• [Your assignment]
For the word "двора", search the records and show each line in which it occurs.

Web page and app entries:
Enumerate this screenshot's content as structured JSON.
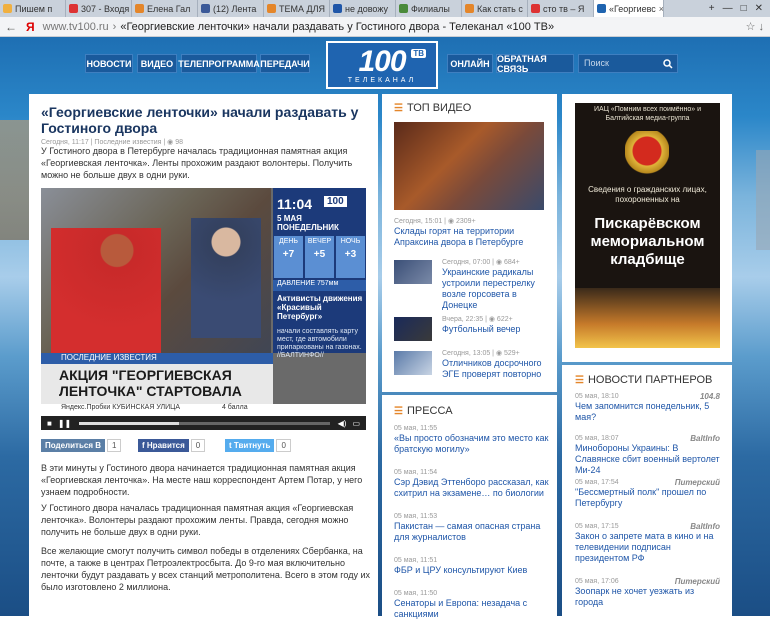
{
  "browser": {
    "tabs": [
      {
        "label": "Пишем п",
        "color": "#f0b040"
      },
      {
        "label": "307 - Входя",
        "color": "#d33"
      },
      {
        "label": "Елена Гал",
        "color": "#e4862a"
      },
      {
        "label": "(12) Лента",
        "color": "#3b5998"
      },
      {
        "label": "ТЕМА ДЛЯ",
        "color": "#e4862a"
      },
      {
        "label": "не довожу",
        "color": "#1f56a8"
      },
      {
        "label": "Филиалы",
        "color": "#4a8a3a"
      },
      {
        "label": "Как стать с",
        "color": "#e4862a"
      },
      {
        "label": "сто тв – Я",
        "color": "#d33"
      },
      {
        "label": "«Георгиевс",
        "color": "#1f64b0"
      }
    ],
    "new_tab": "+",
    "close_tab": "×",
    "minimize": "—",
    "maximize": "□",
    "close": "✕",
    "back": "←",
    "yandex": "Я",
    "domain": "www.tv100.ru",
    "separator": "›",
    "page_title": "«Георгиевские ленточки» начали раздавать у Гостиного двора - Телеканал «100 ТВ»",
    "star": "☆",
    "download": "↓"
  },
  "site": {
    "nav": [
      "НОВОСТИ",
      "ВИДЕО",
      "ТЕЛЕПРОГРАММА",
      "ПЕРЕДАЧИ"
    ],
    "nav_right": [
      "ОНЛАЙН",
      "ОБРАТНАЯ СВЯЗЬ"
    ],
    "logo_num": "100",
    "logo_tv": "ТВ",
    "logo_sub": "ТЕЛЕКАНАЛ",
    "search_placeholder": "Поиск"
  },
  "article": {
    "title": "«Георгиевские ленточки» начали раздавать у Гостиного двора",
    "meta": "Сегодня, 11:17 | Последние известия | ◉ 98",
    "lead": "У Гостиного двора в Петербурге началась традиционная памятная акция «Георгиевская ленточка». Ленты прохожим раздают волонтеры. Получить можно не больше двух в одни руки.",
    "paragraphs": [
      "В эти минуты у Гостиного двора начинается традиционная памятная акция «Георгиевская ленточка». На месте наш корреспондент Артем Потар, у него узнаем подробности.",
      "У Гостиного двора началась традиционная памятная акция «Георгиевская ленточка». Волонтеры раздают прохожим ленты. Правда, сегодня можно получить не больше двух в одни руки.",
      "Все желающие смогут получить символ победы в отделениях Сбербанка, на почте, а также в центрах Петроэлектросбыта. До 9-го мая включительно ленточки будут раздавать у всех станций метрополитена. Всего в этом году их было изготовлено 2 миллиона."
    ],
    "share": [
      {
        "label": "Поделиться",
        "icon": "В",
        "count": "1",
        "color": "#5b7fa6"
      },
      {
        "label": "Нравится",
        "icon": "f",
        "count": "0",
        "color": "#3b5998"
      },
      {
        "label": "Твитнуть",
        "icon": "t",
        "count": "0",
        "color": "#55acee"
      }
    ]
  },
  "video": {
    "time": "11:04",
    "logo": "100",
    "date_day": "5",
    "date_month": "МАЯ",
    "weekday": "ПОНЕДЕЛЬНИК",
    "weather": [
      {
        "label": "ДЕНЬ",
        "value": "+7"
      },
      {
        "label": "ВЕЧЕР",
        "value": "+5"
      },
      {
        "label": "НОЧЬ",
        "value": "+3"
      }
    ],
    "pressure": "ДАВЛЕНИЕ 757мм",
    "activists": "Активисты движения «Красивый Петербург»",
    "ticker": "начали составлять карту мест, где автомобили припаркованы на газонах. //БАЛТИНФО//",
    "section": "ПОСЛЕДНИЕ ИЗВЕСТИЯ",
    "headline": "АКЦИЯ \"ГЕОРГИЕВСКАЯ ЛЕНТОЧКА\" СТАРТОВАЛА",
    "traffic": "Яндекс.Пробки   КУБИНСКАЯ УЛИЦА",
    "traffic_score": "4 балла",
    "progress": 0.4
  },
  "top_video": {
    "heading": "ТОП ВИДЕО",
    "main_meta": "Сегодня, 15:01 | ◉ 2309+",
    "main_title": "Склады горят на территории Апраксина двора в Петербурге",
    "items": [
      {
        "meta": "Сегодня, 07:00 | ◉ 684+",
        "title": "Украинские радикалы устроили перестрелку возле горсовета в Донецке"
      },
      {
        "meta": "Вчера, 22:35 | ◉ 622+",
        "title": "Футбольный вечер"
      },
      {
        "meta": "Сегодня, 13:05 | ◉ 529+",
        "title": "Отличников досрочного ЭГЕ проверят повторно"
      }
    ]
  },
  "press": {
    "heading": "ПРЕССА",
    "items": [
      {
        "meta": "05 мая, 11:55",
        "title": "«Вы просто обозначим это место как братскую могилу»"
      },
      {
        "meta": "05 мая, 11:54",
        "title": "Сэр Дэвид Эттенборо рассказал, как схитрил на экзамене… по биологии"
      },
      {
        "meta": "05 мая, 11:53",
        "title": "Пакистан — самая опасная страна для журналистов"
      },
      {
        "meta": "05 мая, 11:51",
        "title": "ФБР и ЦРУ консультируют Киев"
      },
      {
        "meta": "05 мая, 11:50",
        "title": "Сенаторы и Европа: незадача с санкциями"
      }
    ]
  },
  "ad": {
    "top": "ИАЦ «Помним всех поимённо» и Балтийская медиа-группа",
    "text": "Сведения о гражданских лицах, похороненных на",
    "big": "Пискарёвском мемориальном кладбище"
  },
  "partners": {
    "heading": "НОВОСТИ ПАРТНЕРОВ",
    "items": [
      {
        "meta": "05 мая, 18:10",
        "src": "104.8",
        "title": "Чем запомнится понедельник, 5 мая?"
      },
      {
        "meta": "05 мая, 18:07",
        "src": "BaltInfo",
        "title": "Минобороны Украины: В Славянске сбит военный вертолет Ми-24"
      },
      {
        "meta": "05 мая, 17:54",
        "src": "Питерский",
        "title": "\"Бессмертный полк\" прошел по Петербургу"
      },
      {
        "meta": "05 мая, 17:15",
        "src": "BaltInfo",
        "title": "Закон о запрете мата в кино и на телевидении подписан президентом РФ"
      },
      {
        "meta": "05 мая, 17:06",
        "src": "Питерский",
        "title": "Зоопарк не хочет уезжать из города"
      }
    ]
  },
  "colors": {
    "accent": "#1f56a8",
    "nav_bg": "#1a5a9c",
    "section_mark": "#e4862a"
  }
}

• [Output for this exercise]
    "page_title": "«Георгиевские ленточки» начали раздавать у Гостиного двора - Телеканал «100 ТВ»",
    "title": "«Георгиевские ленточки» начали раздавать у Гостиного двора",
    "lead": "У Гостиного двора в Петербурге началась традиционная памятная акция «Георгиевская ленточка». Ленты прохожим раздают волонтеры. Получить можно не больше двух в одни руки.",
      "В эти минуты у Гостиного двора начинается традиционная памятная акция «Георгиевская ленточка». На месте наш корреспондент Артем Потар, у него узнаем подробности.",
      "У Гостиного двора началась традиционная памятная акция «Георгиевская ленточка». Волонтеры раздают прохожим ленты. Правда, сегодня можно получить не больше двух в одни руки.",
    "main_title": "Склады горят на территории Апраксина двора в Петербурге",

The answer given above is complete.